To help reach net zero by 2050, the UK has made a series of ambitious pledges including:

  • generating all electricity from clean sources by 2035, including wind, solar and nuclear projects
  • banning new petrol and diesel cars from 2030
  • installing 600,000 heat pumps a year by 2028 to replace gas boilers
  • using carbon capture to remove between 20 and 30 million tonnes of CO2 a year by 2030

The government released an updated net zero strategy in March, but many climate experts criticised the announcement for lacking significant new policies or extra investment.

The UK needs to reduce its emissions by 68% by 2030 compared with 1990 levels, in line with the Paris Agreement – a key step towards net zero by 2050.

But despite the new strategy, the government’s independent climate advisers now say they are “markedly” less confident than a year ago that the UK will meet the 2050 target.

Graph showing the current projected future greenhouse gas emissions are some way short of the target path. Greenhouse gas emissions have been falling since 1990. [June 2023]

What will net zero mean for individuals?

While the most significant changes need to come from government, individuals will also have to play their part to help reach net zero.

This could include:

  • taking fewer flights
  • reducing energy use
  • improving home insulation and energy efficiency
  • switching to electric vehicles
  • replacing gas central heating with electric systems such as heat pumps
  • eating less red meat
Engineer inspecting heat pump

What have other countries promised?

Around 140 countries have pledged to reach net zero, covering about 90% of global emissions. However, not all have set a 2050 deadline.

China – currently the biggest producer of CO2 worldwide – aims for “carbon neutrality” by 2060. Its plans to cut emissions aren’t fully developed, but its renewable energy sector has been growing rapidly.

The US has historically been the biggest carbon emitter, and still emits more than China per head. It has pledged to reach net zero by 2050. In August 2022, it announced a major green investment package called the Inflation Reduction Act, which aims to boost renewables and other clean technologies.

The EU, the third biggest emitter of CO2, also has a 2050 net zero target. In March it announced its own green investment package, called the Net Zero Industry Act.

India and Russia are also key emitters. They have pledged to reach net zero by 2070 and 2060 respectively, but have published few policies to back this up.

What is the problem with net zero targets?

There’s controversy about how some countries might try to reach net zero.

For instance, a country might record lower emissions if it imported energy-intensive goods from overseas, rather than producing the goods itself.

But in reality, it wouldn’t have reduced the total amount of greenhouse gases going into the atmosphere.

There are also schemes that enable rich countries to offset their emissions by paying poorer countries to switch to cleaner fuels.

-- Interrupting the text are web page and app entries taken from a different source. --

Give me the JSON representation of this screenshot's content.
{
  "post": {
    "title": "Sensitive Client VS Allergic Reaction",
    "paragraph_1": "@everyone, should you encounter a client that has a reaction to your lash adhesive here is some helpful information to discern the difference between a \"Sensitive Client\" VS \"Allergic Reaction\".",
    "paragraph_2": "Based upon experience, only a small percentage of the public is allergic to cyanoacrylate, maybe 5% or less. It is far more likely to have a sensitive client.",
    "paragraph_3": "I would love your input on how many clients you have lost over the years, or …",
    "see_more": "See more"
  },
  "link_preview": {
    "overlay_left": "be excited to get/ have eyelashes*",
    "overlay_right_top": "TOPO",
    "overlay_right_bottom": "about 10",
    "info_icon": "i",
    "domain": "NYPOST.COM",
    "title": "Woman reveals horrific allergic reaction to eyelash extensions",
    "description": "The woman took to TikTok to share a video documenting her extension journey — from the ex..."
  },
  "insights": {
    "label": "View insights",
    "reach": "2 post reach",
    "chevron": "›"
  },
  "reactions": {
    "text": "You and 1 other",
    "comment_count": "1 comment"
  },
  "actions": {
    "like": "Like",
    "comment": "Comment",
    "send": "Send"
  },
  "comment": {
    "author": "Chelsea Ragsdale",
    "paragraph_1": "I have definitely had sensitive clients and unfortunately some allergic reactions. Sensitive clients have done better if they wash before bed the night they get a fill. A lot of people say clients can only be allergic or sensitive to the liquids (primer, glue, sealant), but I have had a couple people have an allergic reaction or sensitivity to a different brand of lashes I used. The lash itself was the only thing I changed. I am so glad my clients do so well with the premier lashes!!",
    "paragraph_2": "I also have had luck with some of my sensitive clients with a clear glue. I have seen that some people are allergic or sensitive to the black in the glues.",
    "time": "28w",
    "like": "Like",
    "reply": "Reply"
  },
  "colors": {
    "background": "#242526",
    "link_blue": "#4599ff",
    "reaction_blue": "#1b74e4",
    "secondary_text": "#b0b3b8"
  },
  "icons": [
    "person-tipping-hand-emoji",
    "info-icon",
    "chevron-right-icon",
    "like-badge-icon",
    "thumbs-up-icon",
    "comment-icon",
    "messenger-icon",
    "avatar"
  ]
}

But some climate scientists worry this could let wealthier nations avoid reducing their fossil fuel usage, by taking advantage of a switch to cleaner fuels in poorer countries which may have happened anyway.

Source : BBC